One of these pilgrimages took place June 17-23, 1979. Nine adults and a thirteen-month-old baby gathered on a summer Sunday afternoon at the Bedford Christian Camp in the hill country of southern Indiana. During the next six days, we rode bicycles over a 250-mile course of country roads and state highways, through covered bridges, past cemeteries and churches, penetrating ever more deeply the rural fastness near the place where the Wabash River flows into the Ohio.
We found lodging night by night in the churches of small towns along the way (Washington, Princeton, Poseyville, Dale, and French Lick), cleaning up in their bathrooms, cooking in their kitchens, sleeping on their floors, and praying in their sanctuaries. We took time to stop at sites that radiate religious and cultural power. This journey became a religious quest on bicycles, a spiritual pilgrimage for contemporary Christians.
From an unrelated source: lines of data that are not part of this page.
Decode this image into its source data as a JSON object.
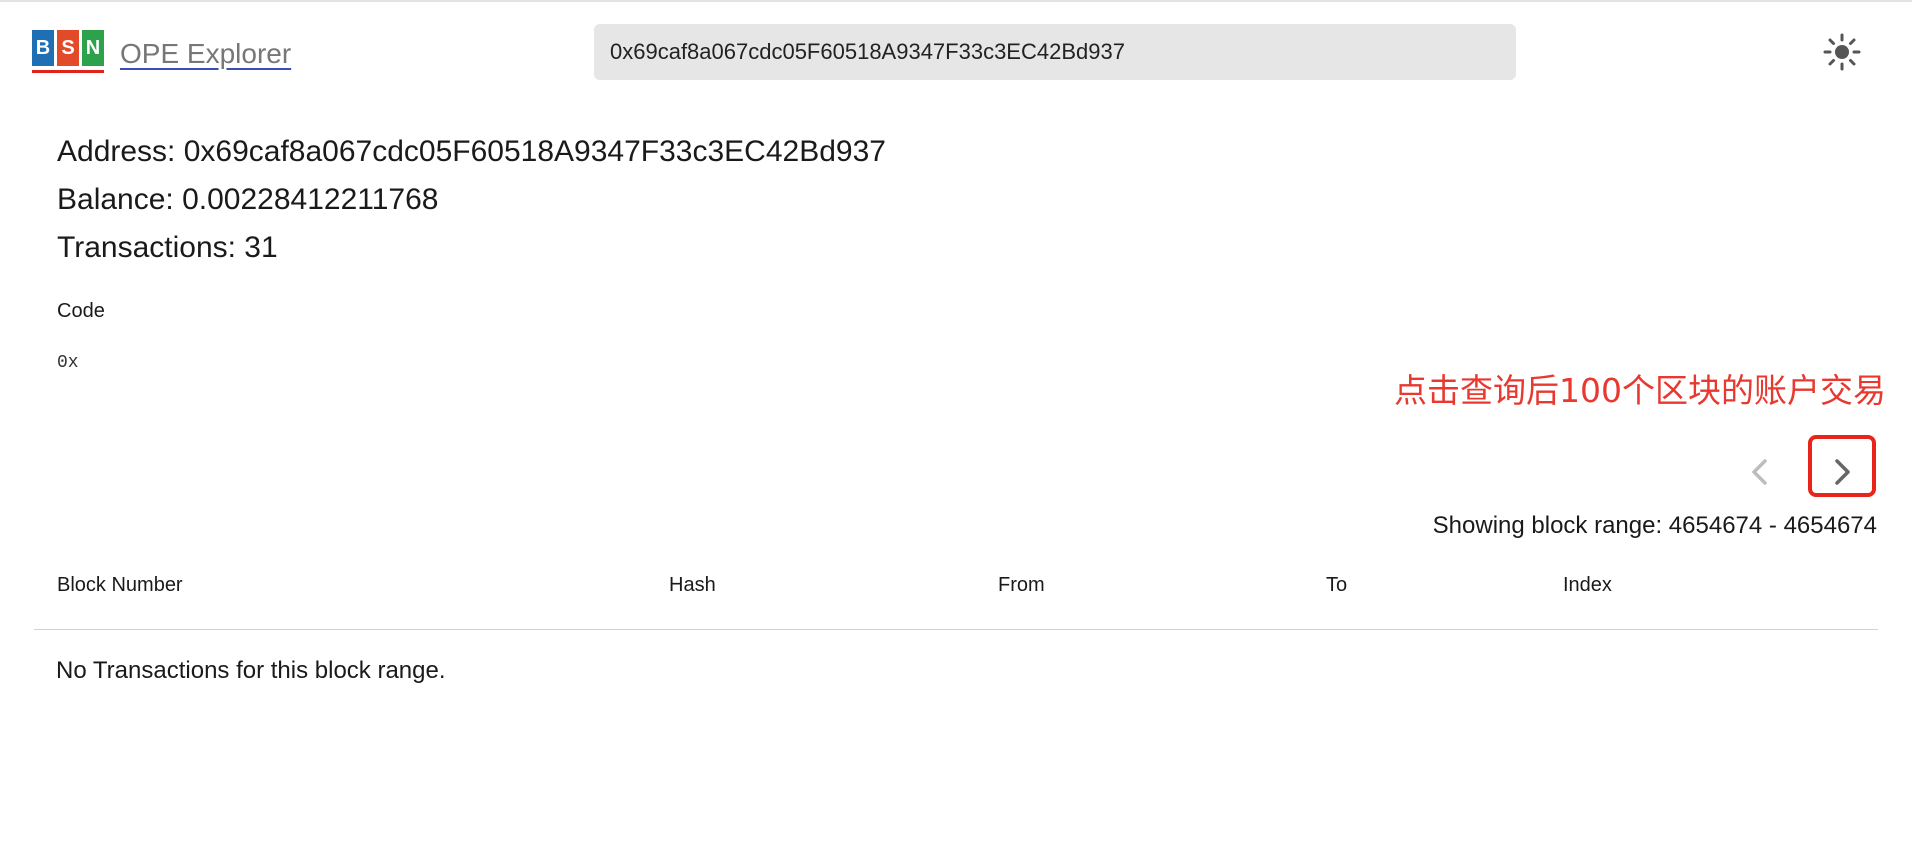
{
  "header": {
    "logo_letters": [
      "B",
      "S",
      "N"
    ],
    "logo_colors": [
      "#1f6fb5",
      "#e34a2a",
      "#2ea24a"
    ],
    "app_title": "OPE Explorer",
    "search_value": "0x69caf8a067cdc05F60518A9347F33c3EC42Bd937",
    "theme_icon": "sun-icon"
  },
  "summary": {
    "address": "Address: 0x69caf8a067cdc05F60518A9347F33c3EC42Bd937",
    "balance": "Balance: 0.00228412211768",
    "transactions": "Transactions: 31"
  },
  "code": {
    "label": "Code",
    "value": "0x"
  },
  "annotation": {
    "text": "点击查询后100个区块的账户交易",
    "color": "#e8382f"
  },
  "pagination": {
    "prev_icon": "chevron-left-icon",
    "next_icon": "chevron-right-icon",
    "range_text": "Showing block range: 4654674 - 4654674"
  },
  "table": {
    "columns": [
      "Block Number",
      "Hash",
      "From",
      "To",
      "Index"
    ],
    "empty_message": "No Transactions for this block range."
  }
}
The character of the week had been set in the brochure announcing the journey: “Pilgrimage travel, journeys in search of meaning!” How can we, the brochure continued, find this kind of religious life, with automobiles, motels, and franchised food outlets all around? How can we make a pilgrimage, which requires that we be cut loose from normal life patterns, exposed to the elements, subdued by deep fatigue, and invited to contemplate the centers of religion’s power?
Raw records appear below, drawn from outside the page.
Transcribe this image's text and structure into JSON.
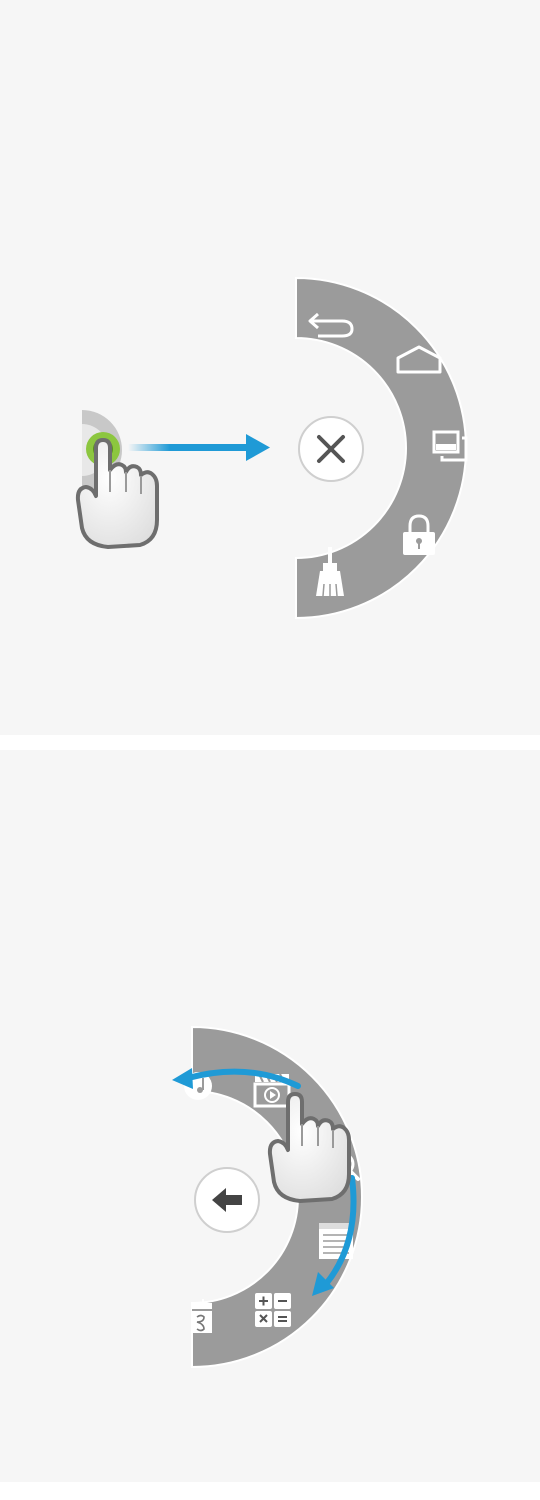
{
  "panels": [
    {
      "caption": "",
      "menu": {
        "center_button": "close-icon",
        "items": [
          "back-icon",
          "home-icon",
          "recent-apps-icon",
          "lock-icon",
          "clean-brush-icon"
        ]
      },
      "gesture": "drag-right"
    },
    {
      "caption": "",
      "menu": {
        "center_button": "back-arrow-icon",
        "items": [
          "music-icon",
          "video-icon",
          "search-icon",
          "memo-icon",
          "calculator-icon",
          "calendar-icon"
        ]
      },
      "gesture": "rotate-clockwise"
    }
  ],
  "colors": {
    "background": "#f6f6f6",
    "menu_ring": "#9b9b9b",
    "menu_ring_edge": "#ffffff",
    "accent_arrow": "#1f9ad6",
    "touch_ring": "#8cc63f",
    "icon": "#ffffff"
  }
}
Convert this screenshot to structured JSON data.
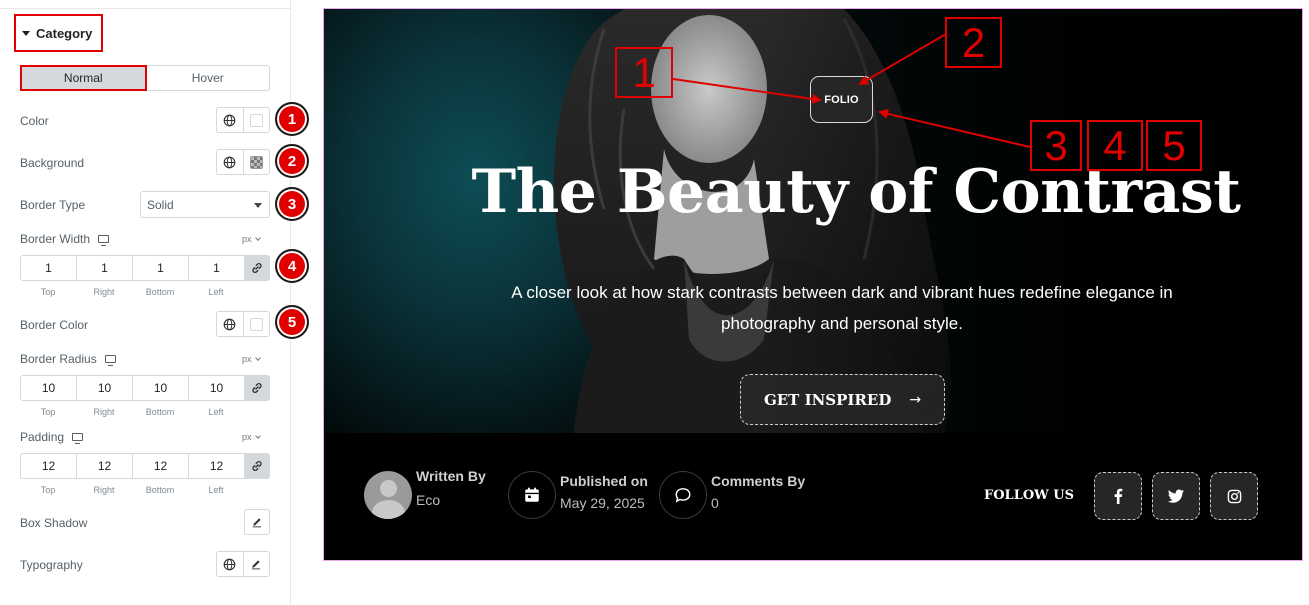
{
  "panel": {
    "section_title": "Category",
    "tabs": [
      {
        "label": "Normal",
        "active": true
      },
      {
        "label": "Hover",
        "active": false
      }
    ],
    "color_label": "Color",
    "background_label": "Background",
    "border_type_label": "Border Type",
    "border_type_value": "Solid",
    "border_width_label": "Border Width",
    "border_width_unit": "px",
    "border_width": {
      "top": "1",
      "right": "1",
      "bottom": "1",
      "left": "1"
    },
    "border_color_label": "Border Color",
    "border_radius_label": "Border Radius",
    "border_radius_unit": "px",
    "border_radius": {
      "top": "10",
      "right": "10",
      "bottom": "10",
      "left": "10"
    },
    "padding_label": "Padding",
    "padding_unit": "px",
    "padding": {
      "top": "12",
      "right": "12",
      "bottom": "12",
      "left": "12"
    },
    "side_captions": {
      "top": "Top",
      "right": "Right",
      "bottom": "Bottom",
      "left": "Left"
    },
    "box_shadow_label": "Box Shadow",
    "typography_label": "Typography",
    "badges": [
      "1",
      "2",
      "3",
      "4",
      "5"
    ]
  },
  "preview": {
    "category": "FOLIO",
    "title": "The Beauty of Contrast",
    "subtitle": "A closer look at how stark contrasts between dark and vibrant hues redefine elegance in photography and personal style.",
    "cta_label": "GET INSPIRED",
    "cta_arrow": "→",
    "author_caption": "Written By",
    "author_name": "Eco",
    "published_caption": "Published on",
    "published_date": "May 29, 2025",
    "comments_caption": "Comments By",
    "comments_count": "0",
    "follow_label": "FOLLOW US",
    "social": [
      "facebook-icon",
      "twitter-icon",
      "instagram-icon"
    ]
  },
  "annotations": [
    "1",
    "2",
    "3",
    "4",
    "5"
  ],
  "colors": {
    "accent_red": "#e00000",
    "panel_border": "#d5d8dc",
    "preview_frame": "#e7a7ea"
  }
}
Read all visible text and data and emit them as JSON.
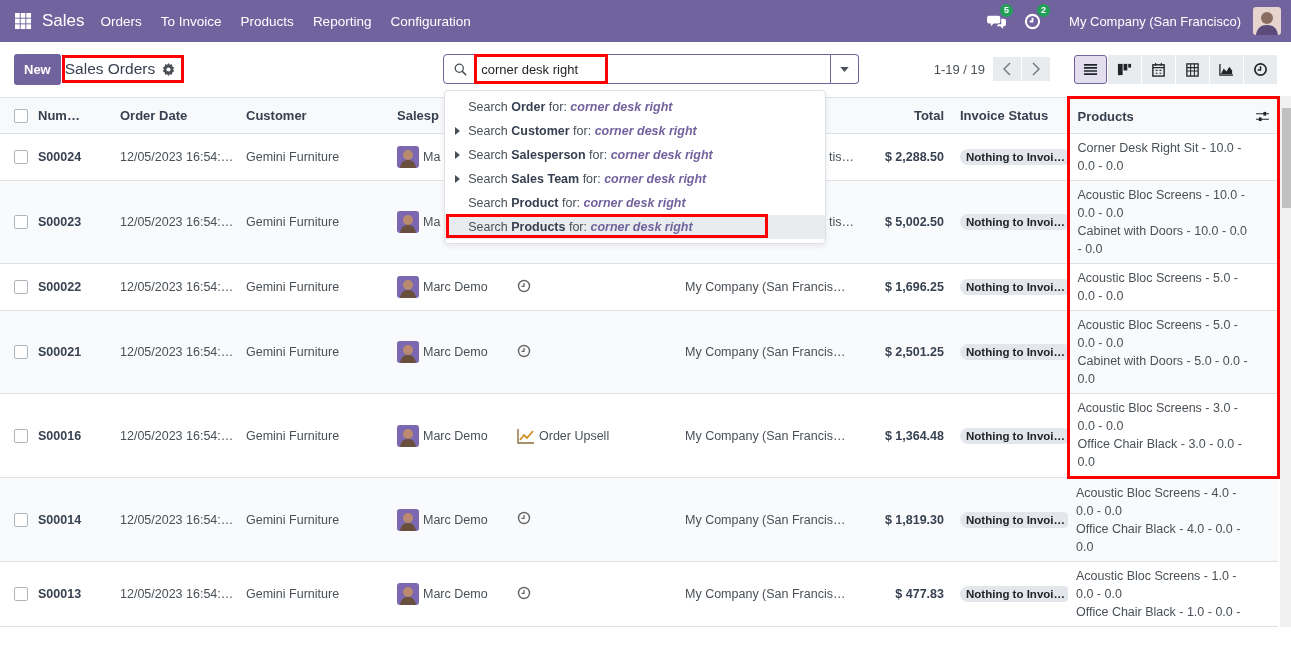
{
  "navbar": {
    "app": "Sales",
    "menu": [
      "Orders",
      "To Invoice",
      "Products",
      "Reporting",
      "Configuration"
    ],
    "systray": [
      {
        "kind": "chat",
        "count": "5"
      },
      {
        "kind": "activity",
        "count": "2"
      }
    ],
    "company": "My Company (San Francisco)"
  },
  "control_panel": {
    "new_button": "New",
    "title": {
      "text": "Sales Orders",
      "highlighted": true
    },
    "search": {
      "value": "corner desk right",
      "highlighted": true
    },
    "pager": "1-19 / 19",
    "views": [
      {
        "kind": "list",
        "selected": true
      },
      {
        "kind": "kanban",
        "selected": false
      },
      {
        "kind": "calendar",
        "selected": false
      },
      {
        "kind": "pivot",
        "selected": false
      },
      {
        "kind": "graph",
        "selected": false
      },
      {
        "kind": "activity",
        "selected": false
      }
    ]
  },
  "search_dropdown": [
    {
      "text": "Search **Order** for: *corner desk right*",
      "expandable": false,
      "selected": false,
      "highlighted": false
    },
    {
      "text": "Search **Customer** for: *corner desk right*",
      "expandable": true,
      "selected": false,
      "highlighted": false
    },
    {
      "text": "Search **Salesperson** for: *corner desk right*",
      "expandable": true,
      "selected": false,
      "highlighted": false
    },
    {
      "text": "Search **Sales Team** for: *corner desk right*",
      "expandable": true,
      "selected": false,
      "highlighted": false
    },
    {
      "text": "Search **Product** for: *corner desk right*",
      "expandable": false,
      "selected": false,
      "highlighted": false
    },
    {
      "text": "Search **Products** for: *corner desk right*",
      "expandable": false,
      "selected": true,
      "highlighted": true
    }
  ],
  "table": {
    "columns": {
      "number": "Num…",
      "order_date": "Order Date",
      "customer": "Customer",
      "salesperson": "Salesp",
      "total": "Total",
      "invoice_status": "Invoice Status",
      "products": "Products"
    },
    "products_highlighted": true,
    "all_checked": false,
    "rows": [
      {
        "checked": false,
        "number": "S00024",
        "order_date": "12/05/2023 16:54:…",
        "customer": "Gemini Furniture",
        "salesperson": "Ma",
        "activity": {
          "kind": "none"
        },
        "company": "tis…",
        "company_covered": true,
        "total": "$ 2,288.50",
        "invoice_status": "Nothing to Invoi…",
        "products": [
          "Corner Desk Right Sit - 10.0 - 0.0 - 0.0"
        ],
        "products_highlighted": true
      },
      {
        "checked": false,
        "number": "S00023",
        "order_date": "12/05/2023 16:54:…",
        "customer": "Gemini Furniture",
        "salesperson": "Ma",
        "activity": {
          "kind": "none"
        },
        "company": "tis…",
        "company_covered": true,
        "total": "$ 5,002.50",
        "invoice_status": "Nothing to Invoi…",
        "products": [
          "Acoustic Bloc Screens - 10.0 - 0.0 - 0.0",
          "Cabinet with Doors - 10.0 - 0.0 - 0.0"
        ],
        "products_highlighted": true
      },
      {
        "checked": false,
        "number": "S00022",
        "order_date": "12/05/2023 16:54:…",
        "customer": "Gemini Furniture",
        "salesperson": "Marc Demo",
        "activity": {
          "kind": "clock"
        },
        "company": "My Company (San Francis…",
        "company_covered": false,
        "total": "$ 1,696.25",
        "invoice_status": "Nothing to Invoi…",
        "products": [
          "Acoustic Bloc Screens - 5.0 - 0.0 - 0.0"
        ],
        "products_highlighted": true
      },
      {
        "checked": false,
        "number": "S00021",
        "order_date": "12/05/2023 16:54:…",
        "customer": "Gemini Furniture",
        "salesperson": "Marc Demo",
        "activity": {
          "kind": "clock"
        },
        "company": "My Company (San Francis…",
        "company_covered": false,
        "total": "$ 2,501.25",
        "invoice_status": "Nothing to Invoi…",
        "products": [
          "Acoustic Bloc Screens - 5.0 - 0.0 - 0.0",
          "Cabinet with Doors - 5.0 - 0.0 - 0.0"
        ],
        "products_highlighted": true
      },
      {
        "checked": false,
        "number": "S00016",
        "order_date": "12/05/2023 16:54:…",
        "customer": "Gemini Furniture",
        "salesperson": "Marc Demo",
        "activity": {
          "kind": "upsell",
          "label": "Order Upsell"
        },
        "company": "My Company (San Francis…",
        "company_covered": false,
        "total": "$ 1,364.48",
        "invoice_status": "Nothing to Invoi…",
        "products": [
          "Acoustic Bloc Screens - 3.0 - 0.0 - 0.0",
          "Office Chair Black - 3.0 - 0.0 - 0.0"
        ],
        "products_highlighted": true
      },
      {
        "checked": false,
        "number": "S00014",
        "order_date": "12/05/2023 16:54:…",
        "customer": "Gemini Furniture",
        "salesperson": "Marc Demo",
        "activity": {
          "kind": "clock"
        },
        "company": "My Company (San Francis…",
        "company_covered": false,
        "total": "$ 1,819.30",
        "invoice_status": "Nothing to Invoi…",
        "products": [
          "Acoustic Bloc Screens - 4.0 - 0.0 - 0.0",
          "Office Chair Black - 4.0 - 0.0 - 0.0"
        ],
        "products_highlighted": false
      },
      {
        "checked": false,
        "number": "S00013",
        "order_date": "12/05/2023 16:54:…",
        "customer": "Gemini Furniture",
        "salesperson": "Marc Demo",
        "activity": {
          "kind": "clock"
        },
        "company": "My Company (San Francis…",
        "company_covered": false,
        "total": "$ 477.83",
        "invoice_status": "Nothing to Invoi…",
        "products": [
          "Acoustic Bloc Screens - 1.0 - 0.0 - 0.0",
          "Office Chair Black - 1.0 - 0.0 -"
        ],
        "products_highlighted": false
      }
    ]
  }
}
The answer promised by the brochure was to travel by bicycle, with others in the same search, following a regimen of disciplines appropriate to the venture. On bicycles, travelers are forced to deal with terrain, weather, danger, and the frailties of flesh and spirit. They travel slowly, in a way that isolates them from motorized reality and intensifies their relations with others on the spiritual journey. Among the disciplines that the pilgrims were told to expect were daily services of worship, reflective writing, sharing in group tasks, and the daily ride of 40 to 50 miles.
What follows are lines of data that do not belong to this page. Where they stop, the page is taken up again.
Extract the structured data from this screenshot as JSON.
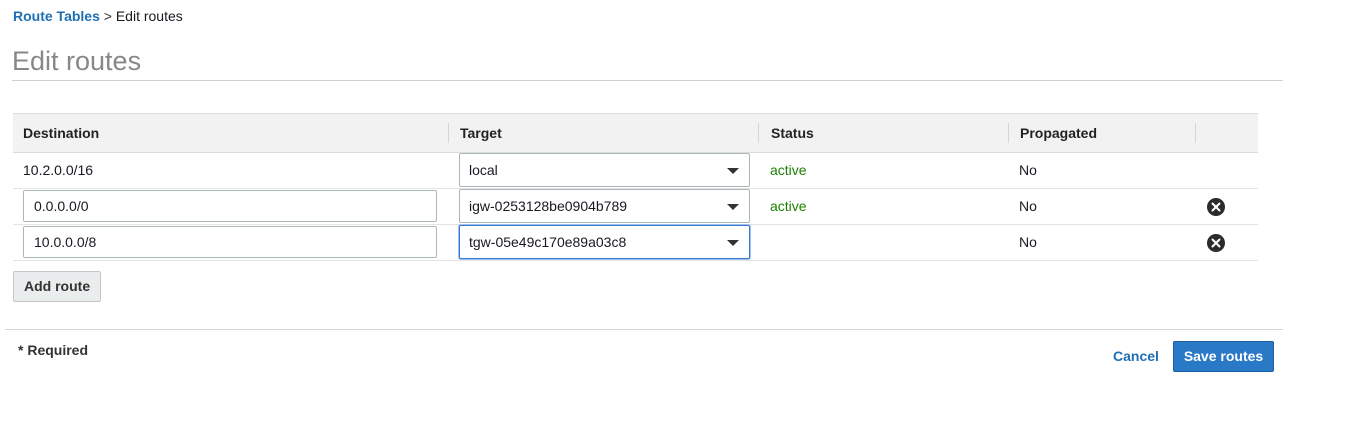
{
  "breadcrumb": {
    "parent": "Route Tables",
    "separator": ">",
    "current": "Edit routes"
  },
  "page_title": "Edit routes",
  "table": {
    "columns": [
      "Destination",
      "Target",
      "Status",
      "Propagated"
    ],
    "rows": [
      {
        "destination": "10.2.0.0/16",
        "target": "local",
        "status": "active",
        "propagated": "No"
      },
      {
        "destination": "0.0.0.0/0",
        "target": "igw-0253128be0904b789",
        "status": "active",
        "propagated": "No"
      },
      {
        "destination": "10.0.0.0/8",
        "target": "tgw-05e49c170e89a03c8",
        "status": "",
        "propagated": "No"
      }
    ]
  },
  "add_route_label": "Add route",
  "required_note": "* Required",
  "cancel_label": "Cancel",
  "save_label": "Save routes",
  "colors": {
    "link": "#1f6fb5",
    "status_active": "#1d8102",
    "primary": "#2a79c6"
  }
}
The key to the pilgrimage’s success, however, was the character of the places that would be visited. From ancient times, pilgrimages have functioned this way. They have been occasions when people have traveled to places that are significantly related to the origins of their faith and culture. Visiting these sites, pilgrims experience the reviving of faith and passion for what they believe. Their personal powers are reorganized to be more consistent with the principles and disciplines of their communities of faith. Their sense of who they are as a people is renewed. Read more. . . Bicycle Pilgrimage